Hog Trap Doors
Trapping is a good way to reduce local hog populations, but trapping is only as effective as the trapper and the traps he or she uses. Corral hog traps and box traps can both be used with success, but both trap designs require simple and functional door design. Doors can either be swinging double-doors or hinged doors that hinge at the top or the bottom. With either door design, the door must be at least 30 inches wide for hogs to pass through without tripping the door when they first enter the trap. This is important so that the maximum number of hogs can be penned before the door closes.
Double-Door Hog Trap Door Design
In a double-door design, the doors are positioned much like saloon doors where both can swing open, but meet in the middle when pulled closed by springs. When set, the doors are propped open by a stick so that hogs can simply walk into the set hog trap. Of course, the prop stick must have a wire or cord attached that runs into the main part of the trap so that hogs inside the trap will trip the line, then pull the prop stick, and shut the doors.
The double-door design is very effective because it allows additional hogs to enter the trap even after the doors have been tripped closed.
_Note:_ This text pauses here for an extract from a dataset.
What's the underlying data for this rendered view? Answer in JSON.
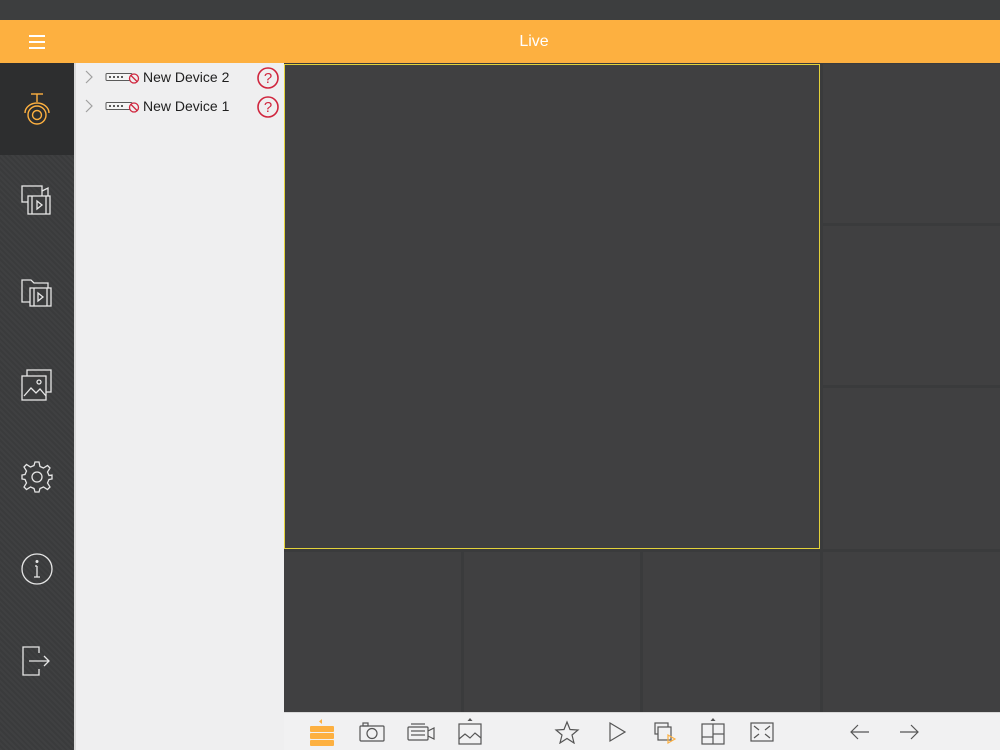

However, it is important to brace the doors at the top and bottom so they cannot be forced open from hogs inside the trap. To set the trip wire, a wire is run from the prop stick to an area of the trap furthest from the trap door opening. Hog bait is placed in a hole and the wire is stretched over that hole at ground level. As the hogs root in the bait-filled hole, the wire is stretched and the prop is pulled out from between the gate doors. They then remain closed due to the springs on each door, but additional hogs can push in!
Single Hinged Door Design
A single hog trap door works basically the same way as the double-door, but is hinged along the top and propped open by an “L” placed into the end of a pipe that has been driven into the ground at a distance inside the trap that allows the door to be opened and propped up parallel to the ground. The trip wire is then attached to the leg of the “L” that is not placed in the end of the pipe so that when it is moved by hogs rooting at the bait hole, it no longer supports the weight of the door and gravity causes the hinged door to swing down and close.
As with the double door design, more feral hogs can push in, but the door should completely close behind them. This single door design is a very effective way to trap hogs, but the double-door design makes it easier for additional hogs to get into a corral type trap. It will take a little more time to fabricate a double-door, but you will catch many more hogs. There is no one way when it comes to hog trap design, but these are a couple of options that will give you a good start!